Today in 1980, the major broadcast networks began regularly providing closed captioning for their shows, serving Deaf viewers along with hearing ones.
It’s worth remembering that some of the earliest videos, silent films, were captioned.
That changed when talkies began, and Deaf advocates pushed for decades a law requiring captioned versions of films, eventually succeeding in the 1950s.
Those, by the way, were open captions, which were always on the screen.
In the 1960s and 70s, a federal official named Malcolm Norwood started working on a standard for closed captions, which only those who wanted them would see.

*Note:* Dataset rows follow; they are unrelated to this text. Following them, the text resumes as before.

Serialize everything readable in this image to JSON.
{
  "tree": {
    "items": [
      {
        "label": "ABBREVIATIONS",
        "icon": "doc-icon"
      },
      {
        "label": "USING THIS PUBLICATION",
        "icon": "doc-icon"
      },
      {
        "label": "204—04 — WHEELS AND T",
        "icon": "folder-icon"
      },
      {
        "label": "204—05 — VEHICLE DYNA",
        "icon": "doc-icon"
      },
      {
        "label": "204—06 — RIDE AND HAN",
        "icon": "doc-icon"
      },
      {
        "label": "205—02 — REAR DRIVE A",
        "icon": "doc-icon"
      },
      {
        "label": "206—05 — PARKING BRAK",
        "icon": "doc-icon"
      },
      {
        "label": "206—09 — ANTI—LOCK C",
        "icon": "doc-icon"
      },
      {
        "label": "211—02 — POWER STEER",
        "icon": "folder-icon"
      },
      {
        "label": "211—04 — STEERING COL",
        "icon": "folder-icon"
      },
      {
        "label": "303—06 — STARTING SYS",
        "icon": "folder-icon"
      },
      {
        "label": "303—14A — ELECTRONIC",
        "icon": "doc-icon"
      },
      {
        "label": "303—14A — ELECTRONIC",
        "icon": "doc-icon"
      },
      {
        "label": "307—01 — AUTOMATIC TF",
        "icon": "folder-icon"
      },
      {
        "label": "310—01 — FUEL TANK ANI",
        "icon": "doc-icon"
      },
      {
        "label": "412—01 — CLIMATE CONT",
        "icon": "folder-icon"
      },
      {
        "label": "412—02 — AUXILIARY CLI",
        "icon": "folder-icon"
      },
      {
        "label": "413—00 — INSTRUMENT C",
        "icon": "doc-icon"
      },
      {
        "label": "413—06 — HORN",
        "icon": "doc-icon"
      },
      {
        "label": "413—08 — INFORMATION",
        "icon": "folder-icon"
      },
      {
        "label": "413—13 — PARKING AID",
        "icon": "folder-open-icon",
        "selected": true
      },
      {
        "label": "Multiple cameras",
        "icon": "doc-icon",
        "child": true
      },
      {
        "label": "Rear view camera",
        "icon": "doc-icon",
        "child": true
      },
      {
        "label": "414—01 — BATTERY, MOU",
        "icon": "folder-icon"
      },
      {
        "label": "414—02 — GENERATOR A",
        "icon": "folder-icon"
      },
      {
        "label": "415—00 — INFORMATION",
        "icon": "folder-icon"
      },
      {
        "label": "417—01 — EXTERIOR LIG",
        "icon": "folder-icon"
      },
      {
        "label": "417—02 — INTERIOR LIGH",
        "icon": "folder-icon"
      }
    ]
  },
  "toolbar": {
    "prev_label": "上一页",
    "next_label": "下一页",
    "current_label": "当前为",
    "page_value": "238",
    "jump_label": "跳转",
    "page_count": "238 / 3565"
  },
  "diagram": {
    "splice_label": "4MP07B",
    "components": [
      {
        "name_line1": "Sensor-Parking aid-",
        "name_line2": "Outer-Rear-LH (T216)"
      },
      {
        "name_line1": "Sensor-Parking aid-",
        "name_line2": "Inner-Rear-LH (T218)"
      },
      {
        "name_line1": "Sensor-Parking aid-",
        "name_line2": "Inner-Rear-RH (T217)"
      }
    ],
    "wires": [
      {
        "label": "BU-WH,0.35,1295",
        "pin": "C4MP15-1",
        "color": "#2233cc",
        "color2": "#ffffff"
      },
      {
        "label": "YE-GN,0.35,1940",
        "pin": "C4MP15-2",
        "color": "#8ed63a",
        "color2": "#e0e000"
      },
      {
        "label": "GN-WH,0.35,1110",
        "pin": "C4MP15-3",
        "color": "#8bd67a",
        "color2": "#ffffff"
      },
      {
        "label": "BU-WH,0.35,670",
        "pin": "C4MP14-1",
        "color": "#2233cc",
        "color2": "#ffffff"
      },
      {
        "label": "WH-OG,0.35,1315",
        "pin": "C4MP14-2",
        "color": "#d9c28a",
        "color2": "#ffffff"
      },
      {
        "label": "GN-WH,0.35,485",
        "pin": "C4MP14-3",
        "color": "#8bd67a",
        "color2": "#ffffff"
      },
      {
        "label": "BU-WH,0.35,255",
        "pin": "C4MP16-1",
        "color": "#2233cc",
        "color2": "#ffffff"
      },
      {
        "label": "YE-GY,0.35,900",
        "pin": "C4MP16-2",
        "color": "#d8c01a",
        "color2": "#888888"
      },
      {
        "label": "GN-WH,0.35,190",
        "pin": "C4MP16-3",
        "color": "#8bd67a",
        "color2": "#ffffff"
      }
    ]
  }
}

The system TV eventually adopted used a space between frames of video to include caption information, which special decoders could read and display on top of TV sets.
PBS began offering closed captioned episodes of Julia Child’s show, “The French Chef,” as well as rebroadcasts of network newscasts with captions.
By 1980, the big networks all adopted closed captioning for shows; by 1982, even live events were captioned.
Not only did this make shows more accessible, people found even more functions for this technology.
Captions made it easier to watch shows in loud places, like gyms or bars.
And they helped people learning English as a second language.
The big challenge today is improving the world of captions on the internet, which tend to range from non-existent to ridiculously inaccurate.
So next time you post a cat video on YouTube, include some captions.
Meanwhile, in Russia, some fans of The Mandalorian just created a 46 foot long, 13 foot high wood and foam rubber replica of the main character’s spaceship, the Razor Crest.
They installed it at a local park, but if you go see it you’ll need to bring your own Baby Yoda.
Closed captioning (Quartz)
Star Wars fans ‘land’ Mandalorian’s Razor Crest spaceship in Russia (South China Morning Post)
Caption photo by niceness via Flickr/Creative Commons